On a Monday morning in Bogotá, two FOR Peace Presence accompaniers have two days left to prepare for an upcoming accompaniment of the Interchurch Justice and Peace Commission in the Humanitarian Space of Puente Nayero in Buenaventura, Valle de Cauca.

FOR Peace Presence began accompanying within the Humanitarian Space in July of 2014 in order to raise the visibility and physical security of a community that joined efforts to live in a space free of illegal armed groups when it established the Humanitarian Space in April, 2014.

Paramilitary groups have long-controlled the port city of Buenaventura. It is one of the most militarized cities with one of the highest rates of violence in all of Colombia. Paramilitary groups that were supposedly demobilized in past years seem to continue functioning under similar structures but with changed names over time. These groups operate narco-trafficking and micro-trafficking routes out of the region under almost complete impunity. Police and soldiers are present on every corner, yet the violence continues.

The community of Puente Nayero, largely made up of families that were forcibly displaced from other areas of Valle del Cauca and El Chocó in the years preceding, came together to say no to such violence, with legal and capacity-building support from the Colombian non-profit organization, the Interchurch Commission of Justice and Peace.

Preparing for another accompaniment in Buenaventura entails a careful collection of information about recent news events and security incidents in and around Puente Nayero, making calls and sending letters to relevant civil and military authorities in the region to let them know we will be traveling to accompany, and packing up for the long journey by bus.

Recent news articles and reports show that the situation around the Humanitarian Space of Puente Nayero is worrisome. Looking only to the first week of January 2015, this list of unfortunate events reflects the ongoing violence in Buenaventura, all of which have happened with little to no response or with negation of the facts by local police authorities:

  • On December 30th, two 15-year-old boys were targeted only 50 meters from the front gate of the Humanitarian Space by a young paramilitary member and recruiter named “El Chinga.” Prior to arriving to the gate, El Chinga attempted to cut one boy’s neck, but both of them were able to escape and found refuge in the Humanitarian Space, of which they are both members. It was then that El Chinga got together five other paramilitary members. Armed, these six paramilitaries entered the Space with the intention of killing the two adolescents, who remained protected after entering.
  • On January 2nd, only 3 days later, a distraught young man ran into the Humanitarian Space to deliver the news that both his girlfriend and male friend had been dismembered in the neighborhood situated directly alongside the Space, Alfonso Lopez, in what are commonly known in Buenaventura as “casas de pique” or “chop houses.” He himself had been tied up at the neck and hands, and donned injuries by machete on his arms, but was able to escape then fled into the Humanitarian Space of Puente Nayero. As we further prepare for the accompaniment, we learn that parts of the man’s remains have been found. Authorities and community members have yet to find the woman’s remains and the rest of the man’s.
  • On January 4th, 2 days later, Doris, an Afro-Colombian leader of the Humanitarian Space, who now lives outside the Space, received a call threatening her life. She left the Space with her family in May 2014 due to prior threats to her family.

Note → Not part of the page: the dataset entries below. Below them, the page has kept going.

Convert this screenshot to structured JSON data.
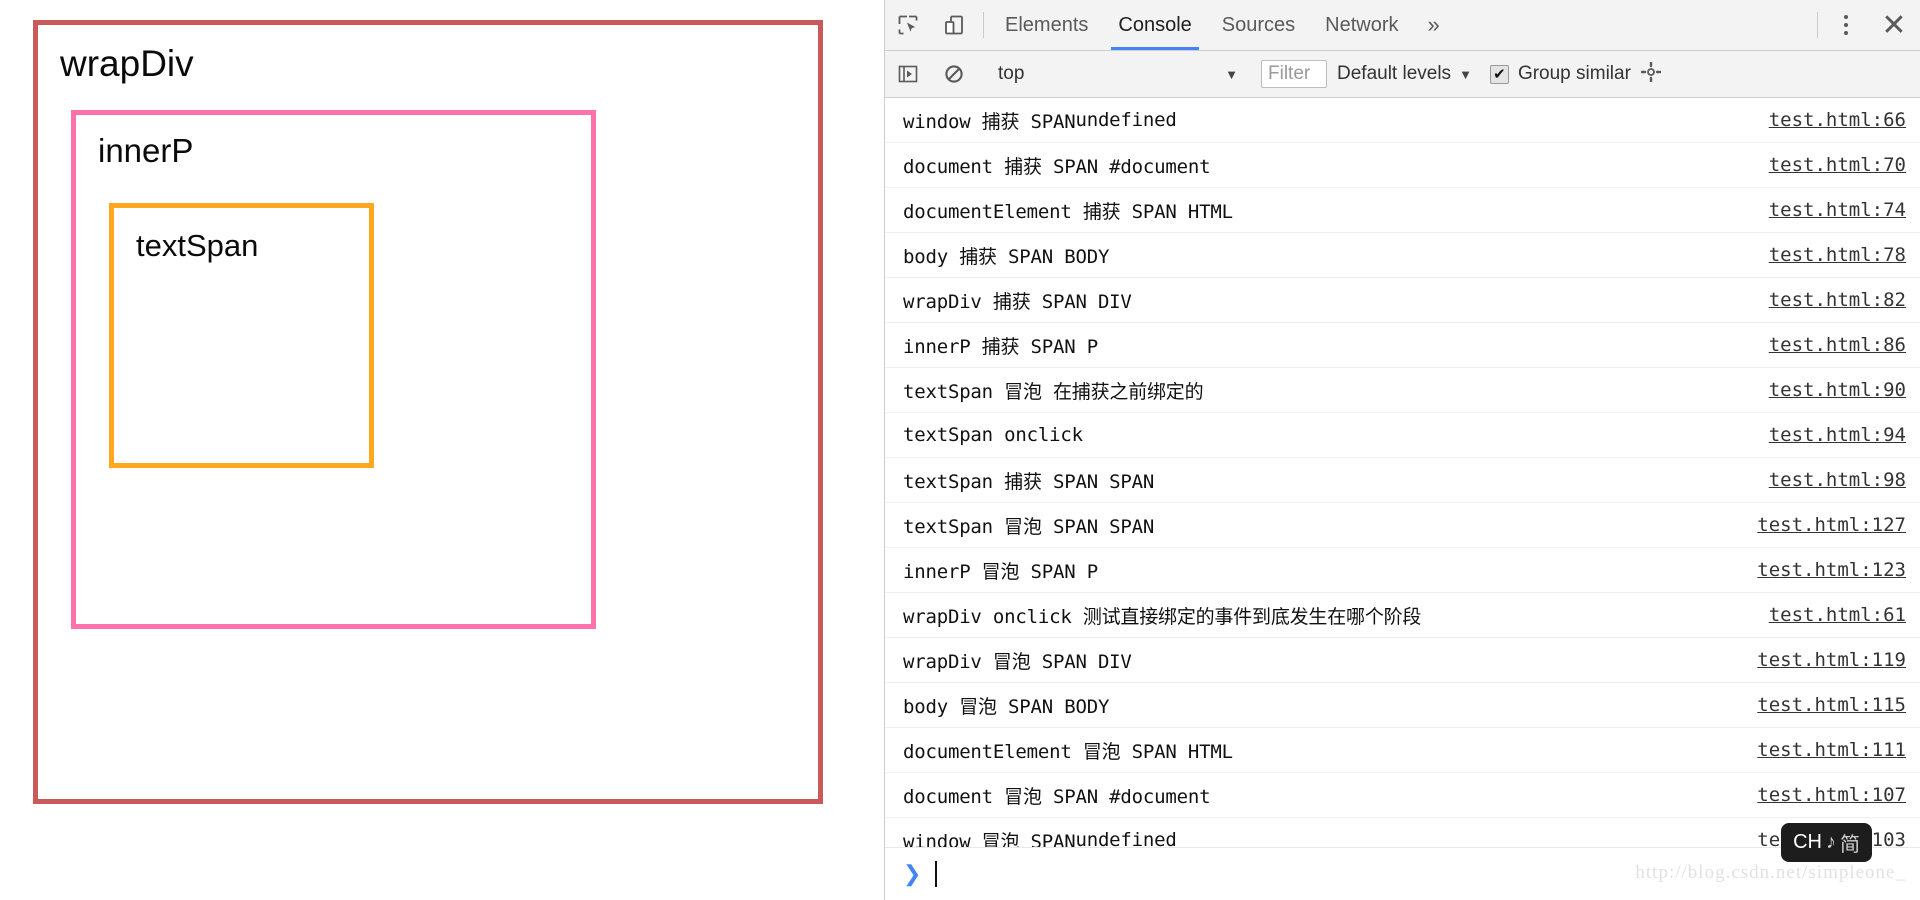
{
  "page": {
    "wrap_div_label": "wrapDiv",
    "inner_p_label": "innerP",
    "text_span_label": "textSpan",
    "colors": {
      "wrap_div_border": "#c85a5a",
      "inner_p_border": "#fc72ab",
      "text_span_border": "#ffa81e"
    }
  },
  "devtools": {
    "toolbar": {
      "inspect_icon": "inspect-element-icon",
      "device_icon": "device-toolbar-icon",
      "tabs": [
        {
          "label": "Elements",
          "selected": false
        },
        {
          "label": "Console",
          "selected": true
        },
        {
          "label": "Sources",
          "selected": false
        },
        {
          "label": "Network",
          "selected": false
        }
      ],
      "more_tabs_label": "»",
      "kebab_icon": "more-options-icon",
      "close_label": "✕",
      "accent_color": "#4285f4"
    },
    "filterbar": {
      "sidebar_toggle_icon": "console-sidebar-icon",
      "clear_icon": "clear-console-icon",
      "context": "top",
      "context_caret": "▼",
      "filter_placeholder": "Filter",
      "levels_label": "Default levels",
      "levels_caret": "▼",
      "group_similar_label": "Group similar",
      "group_similar_checked": true,
      "group_similar_check_glyph": "✔",
      "settings_icon": "settings-gear-icon"
    },
    "messages": [
      {
        "text": "window 捕获 SPAN ",
        "dim": "undefined",
        "source": "test.html:66"
      },
      {
        "text": "document 捕获 SPAN #document",
        "dim": "",
        "source": "test.html:70"
      },
      {
        "text": "documentElement 捕获 SPAN HTML",
        "dim": "",
        "source": "test.html:74"
      },
      {
        "text": "body 捕获 SPAN BODY",
        "dim": "",
        "source": "test.html:78"
      },
      {
        "text": "wrapDiv 捕获 SPAN DIV",
        "dim": "",
        "source": "test.html:82"
      },
      {
        "text": "innerP 捕获 SPAN P",
        "dim": "",
        "source": "test.html:86"
      },
      {
        "text": "textSpan 冒泡 在捕获之前绑定的",
        "dim": "",
        "source": "test.html:90"
      },
      {
        "text": "textSpan onclick",
        "dim": "",
        "source": "test.html:94"
      },
      {
        "text": "textSpan 捕获 SPAN SPAN",
        "dim": "",
        "source": "test.html:98"
      },
      {
        "text": "textSpan 冒泡 SPAN SPAN",
        "dim": "",
        "source": "test.html:127"
      },
      {
        "text": "innerP 冒泡 SPAN P",
        "dim": "",
        "source": "test.html:123"
      },
      {
        "text": "wrapDiv onclick 测试直接绑定的事件到底发生在哪个阶段",
        "dim": "",
        "source": "test.html:61"
      },
      {
        "text": "wrapDiv 冒泡 SPAN DIV",
        "dim": "",
        "source": "test.html:119"
      },
      {
        "text": "body 冒泡 SPAN BODY",
        "dim": "",
        "source": "test.html:115"
      },
      {
        "text": "documentElement 冒泡 SPAN HTML",
        "dim": "",
        "source": "test.html:111"
      },
      {
        "text": "document 冒泡 SPAN #document",
        "dim": "",
        "source": "test.html:107"
      },
      {
        "text": "window 冒泡 SPAN ",
        "dim": "undefined",
        "source": "test.html:103"
      }
    ],
    "prompt": {
      "chevron": "❯",
      "value": ""
    },
    "watermark": "http://blog.csdn.net/simpleone_",
    "ime_badge": {
      "mode": "CH",
      "punct": "♪",
      "shape": "简"
    }
  }
}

Considering these events in the immediate proximity of the Humanitarian Space, it is frightening to imagine how many violent acts in Buenaventura remain shrouded in secrecy, and how many aggressors remain free. At the same time the incidents reflect that the Humanitarian Space has become not only a place for community members to seek safety, but also a place where outsiders have come to be protected or seek help.

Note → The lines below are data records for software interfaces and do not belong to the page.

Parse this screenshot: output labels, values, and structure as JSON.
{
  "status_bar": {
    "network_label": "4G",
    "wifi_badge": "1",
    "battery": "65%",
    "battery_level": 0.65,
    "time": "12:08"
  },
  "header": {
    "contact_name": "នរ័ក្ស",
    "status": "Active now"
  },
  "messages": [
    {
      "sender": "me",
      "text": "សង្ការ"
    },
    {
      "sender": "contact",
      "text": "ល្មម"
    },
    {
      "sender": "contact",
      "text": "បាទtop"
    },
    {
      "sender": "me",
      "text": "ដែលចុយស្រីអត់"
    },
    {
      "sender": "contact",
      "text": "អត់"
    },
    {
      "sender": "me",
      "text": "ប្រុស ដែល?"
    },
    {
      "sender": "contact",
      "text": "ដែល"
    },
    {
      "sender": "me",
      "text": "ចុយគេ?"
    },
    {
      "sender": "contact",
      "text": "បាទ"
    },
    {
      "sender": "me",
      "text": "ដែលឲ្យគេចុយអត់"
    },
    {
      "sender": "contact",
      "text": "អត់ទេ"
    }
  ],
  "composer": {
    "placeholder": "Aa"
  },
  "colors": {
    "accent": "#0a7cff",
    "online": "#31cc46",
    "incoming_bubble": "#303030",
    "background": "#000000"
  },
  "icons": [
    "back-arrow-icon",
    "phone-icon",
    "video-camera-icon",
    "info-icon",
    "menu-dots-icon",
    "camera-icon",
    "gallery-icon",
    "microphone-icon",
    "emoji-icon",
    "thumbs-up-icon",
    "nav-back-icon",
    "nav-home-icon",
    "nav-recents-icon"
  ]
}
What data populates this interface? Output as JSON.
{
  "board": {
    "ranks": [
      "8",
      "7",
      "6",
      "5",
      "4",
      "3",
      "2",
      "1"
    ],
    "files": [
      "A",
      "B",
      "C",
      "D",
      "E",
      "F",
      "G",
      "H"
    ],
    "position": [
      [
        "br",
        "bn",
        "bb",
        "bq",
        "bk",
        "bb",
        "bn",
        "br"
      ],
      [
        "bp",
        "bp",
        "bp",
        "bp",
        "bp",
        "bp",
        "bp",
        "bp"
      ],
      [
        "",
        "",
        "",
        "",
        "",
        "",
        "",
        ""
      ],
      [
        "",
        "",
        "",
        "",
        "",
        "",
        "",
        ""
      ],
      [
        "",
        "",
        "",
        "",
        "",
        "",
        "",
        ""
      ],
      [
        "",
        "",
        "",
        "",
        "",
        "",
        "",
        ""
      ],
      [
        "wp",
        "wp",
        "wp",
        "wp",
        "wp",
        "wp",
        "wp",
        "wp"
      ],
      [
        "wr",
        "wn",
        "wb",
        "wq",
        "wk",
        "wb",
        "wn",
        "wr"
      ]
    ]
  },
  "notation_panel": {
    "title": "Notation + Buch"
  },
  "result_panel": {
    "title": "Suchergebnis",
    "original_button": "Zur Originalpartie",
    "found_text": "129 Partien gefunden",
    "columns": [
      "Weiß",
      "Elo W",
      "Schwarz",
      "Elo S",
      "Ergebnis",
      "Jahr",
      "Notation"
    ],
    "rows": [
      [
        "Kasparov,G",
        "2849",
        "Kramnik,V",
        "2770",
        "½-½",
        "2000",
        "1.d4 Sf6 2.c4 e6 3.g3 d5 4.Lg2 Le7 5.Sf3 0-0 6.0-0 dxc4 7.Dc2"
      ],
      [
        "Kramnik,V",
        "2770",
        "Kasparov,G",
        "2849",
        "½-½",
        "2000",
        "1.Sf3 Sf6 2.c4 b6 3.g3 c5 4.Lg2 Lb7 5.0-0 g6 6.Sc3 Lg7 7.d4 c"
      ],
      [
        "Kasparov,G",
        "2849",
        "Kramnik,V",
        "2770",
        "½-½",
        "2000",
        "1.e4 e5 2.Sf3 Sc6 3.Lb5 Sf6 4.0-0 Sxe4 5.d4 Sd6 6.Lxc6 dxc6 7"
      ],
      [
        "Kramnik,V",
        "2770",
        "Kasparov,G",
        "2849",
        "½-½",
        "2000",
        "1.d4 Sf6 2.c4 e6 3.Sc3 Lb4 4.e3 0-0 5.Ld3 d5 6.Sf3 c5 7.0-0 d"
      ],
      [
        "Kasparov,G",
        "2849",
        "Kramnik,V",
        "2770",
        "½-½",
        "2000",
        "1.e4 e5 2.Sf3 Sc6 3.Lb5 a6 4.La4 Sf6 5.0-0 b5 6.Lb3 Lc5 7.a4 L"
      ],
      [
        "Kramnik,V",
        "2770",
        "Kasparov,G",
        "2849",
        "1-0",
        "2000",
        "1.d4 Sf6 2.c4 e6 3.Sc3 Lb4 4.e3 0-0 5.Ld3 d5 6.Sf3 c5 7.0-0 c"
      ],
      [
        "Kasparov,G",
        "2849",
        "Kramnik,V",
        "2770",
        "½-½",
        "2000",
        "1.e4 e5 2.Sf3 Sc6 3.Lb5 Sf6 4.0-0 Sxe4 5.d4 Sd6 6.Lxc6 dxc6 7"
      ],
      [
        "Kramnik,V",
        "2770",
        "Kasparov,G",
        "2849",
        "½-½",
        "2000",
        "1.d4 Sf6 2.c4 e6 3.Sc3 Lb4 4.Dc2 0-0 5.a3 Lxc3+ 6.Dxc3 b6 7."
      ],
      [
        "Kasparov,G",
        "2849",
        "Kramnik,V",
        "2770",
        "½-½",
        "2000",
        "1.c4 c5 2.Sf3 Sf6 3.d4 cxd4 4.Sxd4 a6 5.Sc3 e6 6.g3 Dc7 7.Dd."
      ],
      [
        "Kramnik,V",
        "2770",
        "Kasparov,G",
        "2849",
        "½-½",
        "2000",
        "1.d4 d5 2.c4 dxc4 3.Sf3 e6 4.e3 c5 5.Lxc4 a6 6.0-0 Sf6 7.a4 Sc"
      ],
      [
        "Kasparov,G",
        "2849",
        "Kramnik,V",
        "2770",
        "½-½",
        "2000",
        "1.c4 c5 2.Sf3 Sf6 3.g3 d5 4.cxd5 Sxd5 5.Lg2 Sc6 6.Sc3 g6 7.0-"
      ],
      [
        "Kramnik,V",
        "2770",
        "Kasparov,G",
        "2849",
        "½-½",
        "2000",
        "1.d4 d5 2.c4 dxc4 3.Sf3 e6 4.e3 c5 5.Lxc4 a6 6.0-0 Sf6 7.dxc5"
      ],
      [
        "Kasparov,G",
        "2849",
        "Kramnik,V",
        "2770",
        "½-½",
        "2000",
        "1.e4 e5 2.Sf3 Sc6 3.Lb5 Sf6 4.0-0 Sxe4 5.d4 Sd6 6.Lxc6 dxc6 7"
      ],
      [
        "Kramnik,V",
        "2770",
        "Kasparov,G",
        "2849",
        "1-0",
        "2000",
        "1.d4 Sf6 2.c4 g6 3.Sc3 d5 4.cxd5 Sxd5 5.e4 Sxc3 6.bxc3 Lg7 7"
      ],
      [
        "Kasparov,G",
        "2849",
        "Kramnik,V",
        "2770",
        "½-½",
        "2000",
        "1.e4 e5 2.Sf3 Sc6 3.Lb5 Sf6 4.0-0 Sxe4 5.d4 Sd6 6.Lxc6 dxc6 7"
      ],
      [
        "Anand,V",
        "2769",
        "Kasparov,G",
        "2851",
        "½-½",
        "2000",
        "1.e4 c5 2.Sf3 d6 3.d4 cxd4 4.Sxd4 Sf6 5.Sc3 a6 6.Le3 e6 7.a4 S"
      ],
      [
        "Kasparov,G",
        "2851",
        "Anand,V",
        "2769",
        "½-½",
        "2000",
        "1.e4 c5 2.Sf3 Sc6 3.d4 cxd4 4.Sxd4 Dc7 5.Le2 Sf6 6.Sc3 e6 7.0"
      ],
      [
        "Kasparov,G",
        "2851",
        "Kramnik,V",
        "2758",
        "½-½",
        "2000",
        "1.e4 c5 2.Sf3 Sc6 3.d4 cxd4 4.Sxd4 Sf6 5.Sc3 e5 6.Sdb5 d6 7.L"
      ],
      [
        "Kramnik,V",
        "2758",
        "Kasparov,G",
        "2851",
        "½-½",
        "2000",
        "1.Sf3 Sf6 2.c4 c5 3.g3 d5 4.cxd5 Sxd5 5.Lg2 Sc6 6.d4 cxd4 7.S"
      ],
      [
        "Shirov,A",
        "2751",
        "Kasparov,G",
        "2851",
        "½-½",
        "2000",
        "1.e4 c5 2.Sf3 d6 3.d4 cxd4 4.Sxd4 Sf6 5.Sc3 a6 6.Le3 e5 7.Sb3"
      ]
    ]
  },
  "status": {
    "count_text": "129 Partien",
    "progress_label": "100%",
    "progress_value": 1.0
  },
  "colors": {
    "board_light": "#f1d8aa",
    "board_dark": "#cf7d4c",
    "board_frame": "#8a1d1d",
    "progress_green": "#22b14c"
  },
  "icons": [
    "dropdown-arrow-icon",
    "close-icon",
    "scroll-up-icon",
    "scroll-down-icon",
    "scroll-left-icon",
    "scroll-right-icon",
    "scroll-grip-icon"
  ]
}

Moving closer to departure for our accompaniment, we schedule meetings with relevant Buenaventura authorities to denounce these instances mentioned, and we thought you should know about them too.

Finally, we are headed out to the bus station to depart for our monthly accompaniment in Buenaventura.